** Problem to solve **
Copy every line of the records below where the word "post" occurs.

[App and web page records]
:::
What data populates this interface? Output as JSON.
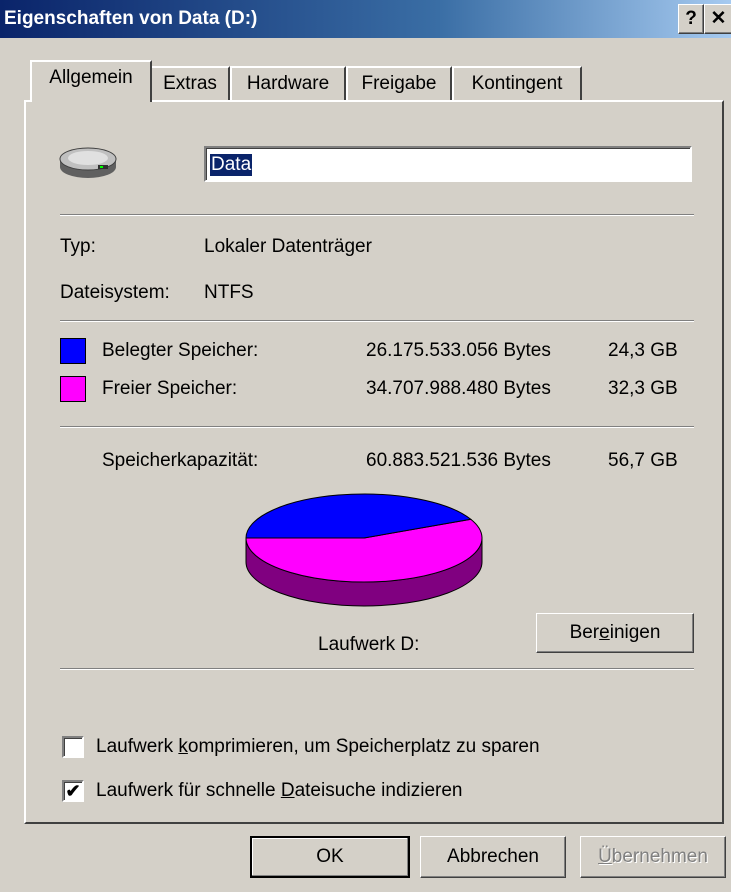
{
  "window": {
    "title": "Eigenschaften von Data (D:)",
    "help_label": "?",
    "close_label": "✕"
  },
  "tabs": [
    "Allgemein",
    "Extras",
    "Hardware",
    "Freigabe",
    "Kontingent"
  ],
  "active_tab": "Allgemein",
  "drive": {
    "icon": "hard-drive-icon",
    "name_value": "Data",
    "type_label": "Typ:",
    "type_value": "Lokaler Datenträger",
    "fs_label": "Dateisystem:",
    "fs_value": "NTFS"
  },
  "space": {
    "used": {
      "label": "Belegter Speicher:",
      "bytes": "26.175.533.056 Bytes",
      "size": "24,3 GB",
      "color": "#0000ff"
    },
    "free": {
      "label": "Freier Speicher:",
      "bytes": "34.707.988.480 Bytes",
      "size": "32,3 GB",
      "color": "#ff00ff"
    },
    "capacity": {
      "label": "Speicherkapazität:",
      "bytes": "60.883.521.536 Bytes",
      "size": "56,7 GB"
    }
  },
  "pie": {
    "used_fraction": 0.43,
    "used_color": "#0000ff",
    "free_color": "#ff00ff",
    "free_side_color": "#800080",
    "used_side_color": "#000080"
  },
  "drive_label": "Laufwerk D:",
  "cleanup": {
    "pre": "Ber",
    "ul": "e",
    "post": "inigen"
  },
  "options": {
    "compress": {
      "pre": "Laufwerk ",
      "ul": "k",
      "post": "omprimieren, um Speicherplatz zu sparen",
      "checked": false
    },
    "index": {
      "pre": "Laufwerk für schnelle ",
      "ul": "D",
      "post": "ateisuche indizieren",
      "checked": true
    }
  },
  "buttons": {
    "ok": "OK",
    "cancel": "Abbrechen",
    "apply": {
      "ul": "Ü",
      "post": "bernehmen",
      "enabled": false
    }
  }
}
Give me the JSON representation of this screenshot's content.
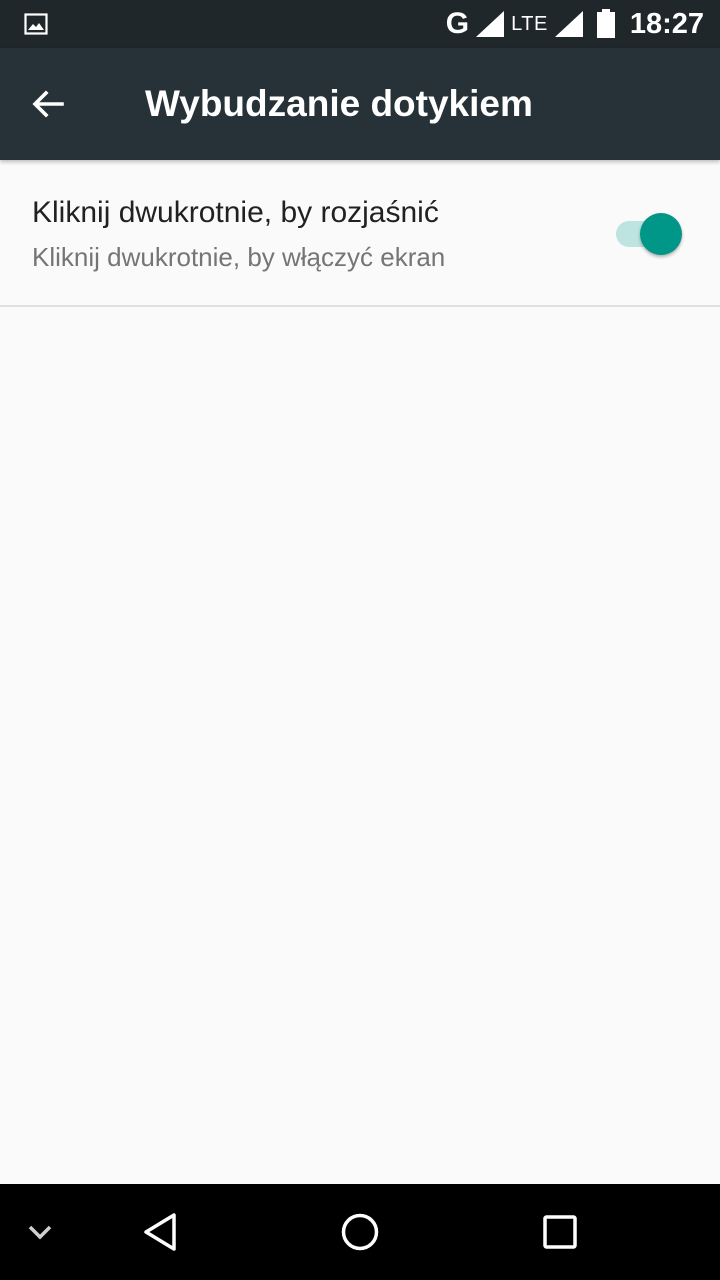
{
  "status_bar": {
    "left_icon": "image-notification-icon",
    "network_type": "G",
    "lte_label": "LTE",
    "signal_icon": "signal-icon",
    "battery_icon": "battery-icon",
    "time": "18:27"
  },
  "app_bar": {
    "back_icon": "arrow-back-icon",
    "title": "Wybudzanie dotykiem"
  },
  "settings": [
    {
      "title": "Kliknij dwukrotnie, by rozjaśnić",
      "summary": "Kliknij dwukrotnie, by włączyć ekran",
      "enabled": true
    }
  ],
  "nav_bar": {
    "icons": [
      "chevron-down-icon",
      "back-triangle-icon",
      "home-circle-icon",
      "recents-square-icon"
    ]
  },
  "colors": {
    "status_bar": "#1f272b",
    "app_bar": "#263238",
    "accent": "#009688",
    "background": "#fafafa"
  }
}
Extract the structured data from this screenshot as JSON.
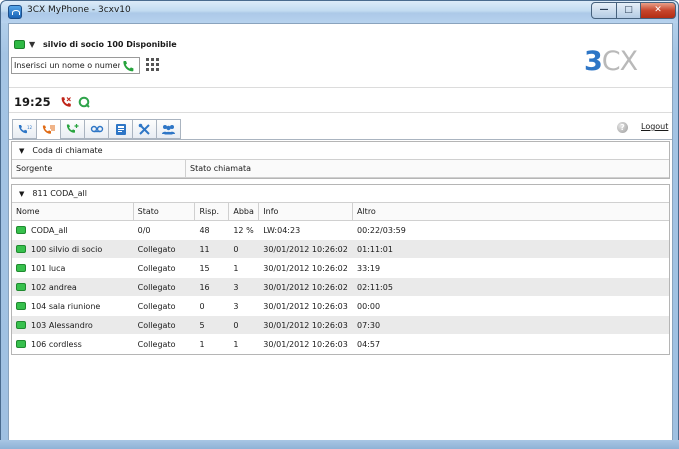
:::
** Answer section **
    "post": "inigen"
      "post": "omprimieren, um Speicherplatz zu sparen",
      "post": "ateisuche indizieren",
      "post": "bernehmen",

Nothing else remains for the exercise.